It’s the day before Thanksgiving and rather than talk about anything too serious I’m going to talk about my experience in cutting the other cord – the social media cord. I recently left Facebook – and it feels great.
I’ve been on Facebook for years. I had over 200 friends that were a mix of family, people I went to schools with and various other people I’ve met over time. When I first got on Facebook many years ago it was a fun experience. I was able to catch up with old high school friends and was able to see what my family was up to. It really was a social site in the true spirit of that phrase, and my memory is that my Facebook feed in those days were mostly personal postings from my friends and very little else.
But over the years a lot new things crept into the Facebook feed and it became far less personal. I would bet that not more than 10% of my recent feeds were things directly posted by my friends. Instead my feed became a long stream of ‘news’ articles and a ton of other impersonal content.
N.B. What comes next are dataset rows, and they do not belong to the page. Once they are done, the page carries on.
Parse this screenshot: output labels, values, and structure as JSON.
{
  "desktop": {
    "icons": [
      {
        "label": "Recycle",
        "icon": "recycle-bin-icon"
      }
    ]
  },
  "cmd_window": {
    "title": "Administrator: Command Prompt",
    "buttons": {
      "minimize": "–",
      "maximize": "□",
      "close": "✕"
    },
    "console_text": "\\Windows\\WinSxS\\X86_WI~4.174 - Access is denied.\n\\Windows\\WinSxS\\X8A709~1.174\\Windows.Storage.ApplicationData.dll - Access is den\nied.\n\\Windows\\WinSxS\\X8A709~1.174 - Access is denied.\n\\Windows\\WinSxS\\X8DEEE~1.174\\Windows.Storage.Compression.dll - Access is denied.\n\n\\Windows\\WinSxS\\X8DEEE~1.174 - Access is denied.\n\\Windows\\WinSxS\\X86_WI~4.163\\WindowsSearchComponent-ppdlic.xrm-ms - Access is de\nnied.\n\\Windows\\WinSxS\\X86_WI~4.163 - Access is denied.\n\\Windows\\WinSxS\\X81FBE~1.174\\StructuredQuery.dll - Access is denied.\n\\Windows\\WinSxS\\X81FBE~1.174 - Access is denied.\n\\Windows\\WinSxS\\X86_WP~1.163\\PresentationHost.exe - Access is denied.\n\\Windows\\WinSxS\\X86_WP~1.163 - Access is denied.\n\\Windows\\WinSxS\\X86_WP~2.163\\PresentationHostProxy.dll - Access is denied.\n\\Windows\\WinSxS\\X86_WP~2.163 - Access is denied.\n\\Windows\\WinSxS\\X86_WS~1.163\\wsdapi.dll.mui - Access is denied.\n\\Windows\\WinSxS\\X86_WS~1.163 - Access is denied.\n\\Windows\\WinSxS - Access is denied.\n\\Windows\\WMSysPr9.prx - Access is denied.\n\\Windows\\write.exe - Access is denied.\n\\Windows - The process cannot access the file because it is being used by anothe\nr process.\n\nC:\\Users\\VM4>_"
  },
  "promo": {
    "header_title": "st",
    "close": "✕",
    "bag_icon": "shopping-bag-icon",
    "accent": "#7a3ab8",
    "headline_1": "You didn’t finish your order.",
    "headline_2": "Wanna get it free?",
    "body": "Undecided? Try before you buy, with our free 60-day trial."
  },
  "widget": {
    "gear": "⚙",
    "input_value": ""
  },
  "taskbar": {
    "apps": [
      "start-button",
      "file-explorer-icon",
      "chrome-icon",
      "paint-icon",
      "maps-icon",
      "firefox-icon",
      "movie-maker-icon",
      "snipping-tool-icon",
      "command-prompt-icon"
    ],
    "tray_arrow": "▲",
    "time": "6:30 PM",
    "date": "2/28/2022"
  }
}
Facebook is currently under fire for allowing too much ‘fake’ news on the platforms that critics say influenced the election. Companies like the New York Times or the Huffington Post pay to suggest content on Facebook in the hope of driving people to their own content. These sponsored posts apparently drive several billion dollars a year to Facebook. But not everybody is the New York Times and there are lots of other websites paying to post much more questionable content. Facebook says they are going to figure out how to ban the worst of these sites from adding fake news or misleading content.
But I don’t think that will put a dent in the problem. The fact is that any one of Facebook’s 1.65 billion members can link to any web site that doesn’t violate things like Facebook’s ban on nudity. And since personal posts can go viral and I can’t imagine the amount of untrue content will decrease a whit.
The fake content is not all political. A huge percentage of the things I see on almost any topic have the same problem. I would venture to say that most of the posts I see talking about nutrition, global warming, vaccinations, or almost any other current topic are also untrue or misleading. I would estimate that as much as half of the ‘content’ I saw on my feed was of questionable veracity.
I’m one of those people that hates obvious untruths and I would routinely tell my friends when they had posted something untrue. I’m guessing they will be glad to see me gone, because nobody ever thanked me for this! I’m afraid Facebook was turning me into the cranky neighbor sitting on the porch and trying to fix the world by pointing out untruths. But it is clear that I’ve been trying to swim against the tide.
My wife, as usual, gets things a little faster than me and she dropped Facebook a while back because the tone was growing so mean. Regardless of the topic the whole site now invites trolling and argumentation.
The other thing that has been bothering me about Facebook is that the company has been getting really sophisticated in collecting information about us and is either using it for advertising or selling it to others. I’ve grown more uncomfortable over time that everything I do on the site has been helping Facebook create a detailed profile on me. I sit and watch my friends take ‘quizzes’ that ask them a bunch of personal questions that they would never answer for a stranger. But companies have become good at disguising this data gathering as something fun.
I haven’t dropped some other social media sites because they serve purposes that benefit me. For example, I only use Twitter to follow people in the telecom industry or to follow my favorite sports teams. I post these blogs on Twitter but I rarely comment or read comments there. And I use LinkedIn as my online rolodex since it gives me a quick way to contact colleagues that I may have lost track of otherwise. The way I use these sites doesn’t have any negative aspects for me.
I can tell you that dropping Facebook has been a positive experience and I’m never going back. It was a time eater that could nibble away from a few minutes to hours on some days. The obviously fake, false and untrue content that has overtaken the platform was driving me crazy. And I feel glad to no longer be feeding my likes, preferences and opinions into the advertising grist mill. I heartily recommend leaving Facebook to anybody that is bothered by these same things. Facebook started as something fun, but I recommend anybody who is not having that original fun any longer to drop the site and spend your time elsewhere. I can tell you that it feels really great to let go of something so negative.